◆ **Supplied information**
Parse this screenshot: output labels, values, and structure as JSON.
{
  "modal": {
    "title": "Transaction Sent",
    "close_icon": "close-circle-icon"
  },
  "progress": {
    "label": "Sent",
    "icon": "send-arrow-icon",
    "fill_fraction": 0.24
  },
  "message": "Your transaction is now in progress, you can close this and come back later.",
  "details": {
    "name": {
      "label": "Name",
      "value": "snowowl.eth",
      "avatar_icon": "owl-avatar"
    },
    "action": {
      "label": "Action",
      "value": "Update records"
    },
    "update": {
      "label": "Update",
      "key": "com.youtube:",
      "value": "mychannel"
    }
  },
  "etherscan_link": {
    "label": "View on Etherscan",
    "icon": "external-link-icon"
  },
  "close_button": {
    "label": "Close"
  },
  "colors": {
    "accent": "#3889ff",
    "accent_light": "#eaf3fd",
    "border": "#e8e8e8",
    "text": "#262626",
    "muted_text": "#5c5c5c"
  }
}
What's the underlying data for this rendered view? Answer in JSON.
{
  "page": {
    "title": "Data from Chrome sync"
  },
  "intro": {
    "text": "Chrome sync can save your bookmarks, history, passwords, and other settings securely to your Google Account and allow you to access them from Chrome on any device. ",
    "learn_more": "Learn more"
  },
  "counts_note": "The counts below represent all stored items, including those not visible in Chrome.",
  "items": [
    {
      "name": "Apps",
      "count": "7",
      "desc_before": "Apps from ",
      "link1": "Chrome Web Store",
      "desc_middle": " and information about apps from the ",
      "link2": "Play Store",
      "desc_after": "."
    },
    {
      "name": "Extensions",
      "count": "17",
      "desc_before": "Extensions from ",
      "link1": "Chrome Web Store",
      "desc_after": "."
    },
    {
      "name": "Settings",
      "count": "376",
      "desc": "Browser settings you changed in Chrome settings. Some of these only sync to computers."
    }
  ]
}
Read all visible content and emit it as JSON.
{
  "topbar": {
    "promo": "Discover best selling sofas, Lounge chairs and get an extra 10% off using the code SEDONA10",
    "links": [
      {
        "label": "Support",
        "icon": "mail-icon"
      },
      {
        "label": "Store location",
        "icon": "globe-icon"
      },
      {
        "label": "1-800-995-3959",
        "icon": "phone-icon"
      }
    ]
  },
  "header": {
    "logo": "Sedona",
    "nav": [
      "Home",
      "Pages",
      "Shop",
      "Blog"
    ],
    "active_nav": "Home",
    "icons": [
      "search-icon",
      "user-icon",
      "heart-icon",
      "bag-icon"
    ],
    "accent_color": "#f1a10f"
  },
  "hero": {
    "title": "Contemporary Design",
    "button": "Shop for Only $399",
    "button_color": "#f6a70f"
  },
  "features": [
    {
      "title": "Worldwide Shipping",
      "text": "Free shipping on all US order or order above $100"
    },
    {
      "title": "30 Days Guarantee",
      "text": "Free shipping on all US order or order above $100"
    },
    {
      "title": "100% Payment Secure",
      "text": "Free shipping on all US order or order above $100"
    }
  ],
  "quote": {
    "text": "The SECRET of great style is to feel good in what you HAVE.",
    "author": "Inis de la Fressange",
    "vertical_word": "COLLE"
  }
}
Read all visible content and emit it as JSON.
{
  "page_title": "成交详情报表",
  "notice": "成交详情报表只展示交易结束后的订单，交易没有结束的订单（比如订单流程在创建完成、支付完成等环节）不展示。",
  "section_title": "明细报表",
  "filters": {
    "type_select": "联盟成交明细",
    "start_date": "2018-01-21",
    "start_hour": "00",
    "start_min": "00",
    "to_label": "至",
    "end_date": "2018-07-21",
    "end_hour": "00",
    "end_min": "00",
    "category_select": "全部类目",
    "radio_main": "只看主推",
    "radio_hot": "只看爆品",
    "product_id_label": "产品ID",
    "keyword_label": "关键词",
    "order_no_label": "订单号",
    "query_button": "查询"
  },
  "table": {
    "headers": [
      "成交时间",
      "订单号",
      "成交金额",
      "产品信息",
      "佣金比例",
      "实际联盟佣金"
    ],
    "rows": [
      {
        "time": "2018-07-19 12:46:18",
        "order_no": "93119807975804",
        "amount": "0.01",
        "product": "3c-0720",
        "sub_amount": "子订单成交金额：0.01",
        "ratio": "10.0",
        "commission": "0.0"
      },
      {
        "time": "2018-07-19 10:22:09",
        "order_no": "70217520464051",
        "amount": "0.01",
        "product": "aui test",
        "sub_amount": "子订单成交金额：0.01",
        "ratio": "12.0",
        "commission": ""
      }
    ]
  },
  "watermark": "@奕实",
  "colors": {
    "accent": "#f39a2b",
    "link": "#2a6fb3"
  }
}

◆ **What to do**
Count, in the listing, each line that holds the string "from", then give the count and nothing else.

◆ **Output**
5